Employees at Waverley Blankets have taken a stand by initiating a strike to protest against the company’s refusal to adhere to an arbitration ruling.
The ruling stated that all textile employers must raise their workers’ salaries to a minimum of US$184.00 per month.
Throughout the night of Tuesday, Waverley Blankets employees remained locked inside their Graniteside factory, voicing their discontent with a meager weekly net wage of ZWL$30,738.00, equivalent to a monthly salary of ZWL$122,952.00.
As of May 30, 2023, the prevailing RBZ auction rate was USD1: ZWL$2577.05.
The National Employment Council for the Textile Manufacturing Industry issued a circular outlining the payment terms.

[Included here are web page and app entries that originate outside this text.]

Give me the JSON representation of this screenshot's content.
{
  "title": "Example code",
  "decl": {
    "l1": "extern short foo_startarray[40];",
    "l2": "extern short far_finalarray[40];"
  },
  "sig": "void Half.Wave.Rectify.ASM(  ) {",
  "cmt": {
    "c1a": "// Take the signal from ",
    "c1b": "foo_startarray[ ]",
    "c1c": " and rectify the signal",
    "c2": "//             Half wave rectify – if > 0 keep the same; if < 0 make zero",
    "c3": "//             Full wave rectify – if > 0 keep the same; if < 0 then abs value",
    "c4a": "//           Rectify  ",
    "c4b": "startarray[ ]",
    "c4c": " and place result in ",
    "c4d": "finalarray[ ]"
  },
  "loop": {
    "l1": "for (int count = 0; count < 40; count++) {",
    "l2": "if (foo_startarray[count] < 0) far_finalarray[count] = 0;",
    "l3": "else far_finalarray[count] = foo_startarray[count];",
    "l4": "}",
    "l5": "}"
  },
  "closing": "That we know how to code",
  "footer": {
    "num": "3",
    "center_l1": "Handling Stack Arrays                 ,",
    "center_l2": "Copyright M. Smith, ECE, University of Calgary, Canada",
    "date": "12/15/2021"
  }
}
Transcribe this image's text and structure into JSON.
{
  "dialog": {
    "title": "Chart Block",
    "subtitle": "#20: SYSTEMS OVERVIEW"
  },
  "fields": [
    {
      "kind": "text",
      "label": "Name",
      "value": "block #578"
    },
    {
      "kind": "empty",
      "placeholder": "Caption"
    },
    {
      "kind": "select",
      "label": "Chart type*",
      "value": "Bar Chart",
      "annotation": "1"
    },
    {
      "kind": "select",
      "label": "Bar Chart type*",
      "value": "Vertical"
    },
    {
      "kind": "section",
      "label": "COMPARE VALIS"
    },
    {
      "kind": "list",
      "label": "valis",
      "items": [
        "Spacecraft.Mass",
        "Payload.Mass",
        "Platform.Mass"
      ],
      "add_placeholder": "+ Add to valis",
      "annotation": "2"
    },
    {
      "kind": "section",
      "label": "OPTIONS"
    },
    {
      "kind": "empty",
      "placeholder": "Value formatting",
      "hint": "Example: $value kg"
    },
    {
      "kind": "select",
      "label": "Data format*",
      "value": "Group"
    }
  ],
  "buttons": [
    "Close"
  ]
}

According to the circular, industry players were obligated to pay 45 percent of the US$184 in foreign currency, with the remaining 55 percent paid in the local currency at the prevailing exchange rate.
The circular stated:
“The wage negotiations deadlock in the Textile Manufacturing Industry has been resolved through voluntary arbitration, as agreed upon by all parties involved.
“As a result, the arbitral tribunal has decreed that the minimum wage be set at US$184.00, with the same percentage differential applying across all grades/levels.
“All companies operating in the Textile Manufacturing Industry are required to pay 45% of the minimum wages in United States Dollars, while the remaining balance of 55% should be paid in the local currency (ZWL) at the prevailing official exchange rate, as determined by the RBZ auction rate.”
Insiders familiar with the situation at Waverley Blankets revealed that the company’s Managing Director had applied to the National Employment Council for the Textile Manufacturing Industry, seeking an exemption from implementing the agreed-upon wages following the arbitration process.
In response, the council issued a letter rejecting the exemption application.
The letter, gleaned by this publication stated:
“We have duly considered your request for exemption and regret to inform you that it has been declined. Therefore, there is no pending application for exemption before the NEC, as it has been turned down or rejected.
“In light of this, the arbitral award remains in effect until a competent court decides otherwise.”
The striking employees have pledged to continue their protest until Waverley Blankets complies with the arbitration outcome and fulfills their demands.